-- WORK TO BE COMPLETED --
Give an unaltered copy of the listing below, minus its pictures.

-- SUPPLIED DATA --
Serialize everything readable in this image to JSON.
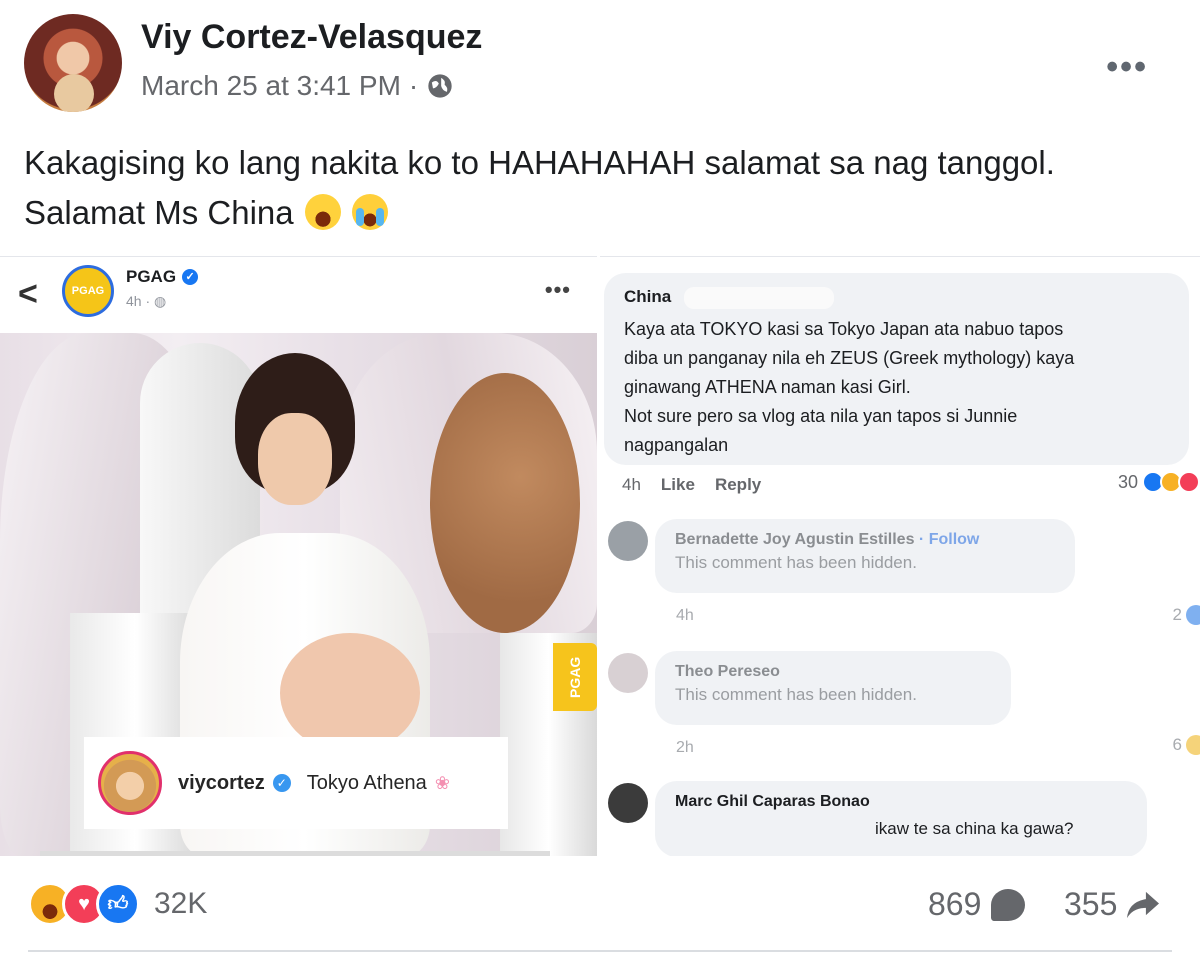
{
  "post": {
    "author": "Viy Cortez-Velasquez",
    "timestamp": "March 25 at 3:41 PM",
    "separator": "·",
    "more_label": "•••",
    "caption_line1": "Kakagising ko lang nakita ko to HAHAHAHAH salamat sa nag tanggol.",
    "caption_line2": "Salamat Ms  China"
  },
  "left_screenshot": {
    "back_label": "<",
    "page_avatar_text": "PGAG",
    "page_name": "PGAG",
    "page_time": "4h · ",
    "more_label": "•••",
    "side_tag": "PGAG",
    "tag_username": "viycortez",
    "tag_caption": "Tokyo Athena",
    "verified_mark": "✓",
    "flower": "❀"
  },
  "comments": {
    "main": {
      "author": "China",
      "lines": [
        "Kaya ata TOKYO kasi sa Tokyo Japan ata nabuo tapos",
        "diba un panganay nila eh ZEUS (Greek mythology) kaya",
        "ginawang ATHENA naman kasi Girl.",
        "Not sure pero sa vlog ata nila yan tapos si Junnie",
        "nagpangalan"
      ],
      "time": "4h",
      "like_label": "Like",
      "reply_label": "Reply",
      "reaction_count": "30"
    },
    "replies": [
      {
        "author": "Bernadette Joy Agustin Estilles",
        "follow": "· Follow",
        "text": "This comment has been hidden.",
        "time": "4h",
        "count": "2"
      },
      {
        "author": "Theo Pereseo",
        "text": "This comment has been hidden.",
        "time": "2h",
        "count": "6"
      },
      {
        "author": "Marc Ghil Caparas Bonao",
        "text": "ikaw te sa china ka gawa?"
      }
    ]
  },
  "footer": {
    "reaction_count": "32K",
    "comment_count": "869",
    "share_count": "355"
  },
  "colors": {
    "like_blue": "#1877f2",
    "love_red": "#f33e58",
    "haha_yellow": "#f7b125",
    "pgag_yellow": "#f6c41c"
  }
}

-- ANSWER BOX --
Serialize everything readable in this image to JSON.
{
  "post": {
    "author": "Viy Cortez-Velasquez",
    "timestamp": "March 25 at 3:41 PM",
    "separator": "·",
    "more_label": "•••",
    "caption_line1": "Kakagising ko lang nakita ko to HAHAHAHAH salamat sa nag tanggol.",
    "caption_line2": "Salamat Ms  China"
  },
  "left_screenshot": {
    "back_label": "<",
    "page_avatar_text": "PGAG",
    "page_name": "PGAG",
    "page_time": "4h · ",
    "more_label": "•••",
    "side_tag": "PGAG",
    "tag_username": "viycortez",
    "tag_caption": "Tokyo Athena",
    "verified_mark": "✓",
    "flower": "❀"
  },
  "comments": {
    "main": {
      "author": "China",
      "lines": [
        "Kaya ata TOKYO kasi sa Tokyo Japan ata nabuo tapos",
        "diba un panganay nila eh ZEUS (Greek mythology) kaya",
        "ginawang ATHENA naman kasi Girl.",
        "Not sure pero sa vlog ata nila yan tapos si Junnie",
        "nagpangalan"
      ],
      "time": "4h",
      "like_label": "Like",
      "reply_label": "Reply",
      "reaction_count": "30"
    },
    "replies": [
      {
        "author": "Bernadette Joy Agustin Estilles",
        "follow": "· Follow",
        "text": "This comment has been hidden.",
        "time": "4h",
        "count": "2"
      },
      {
        "author": "Theo Pereseo",
        "text": "This comment has been hidden.",
        "time": "2h",
        "count": "6"
      },
      {
        "author": "Marc Ghil Caparas Bonao",
        "text": "ikaw te sa china ka gawa?"
      }
    ]
  },
  "footer": {
    "reaction_count": "32K",
    "comment_count": "869",
    "share_count": "355"
  },
  "colors": {
    "like_blue": "#1877f2",
    "love_red": "#f33e58",
    "haha_yellow": "#f7b125",
    "pgag_yellow": "#f6c41c"
  }
}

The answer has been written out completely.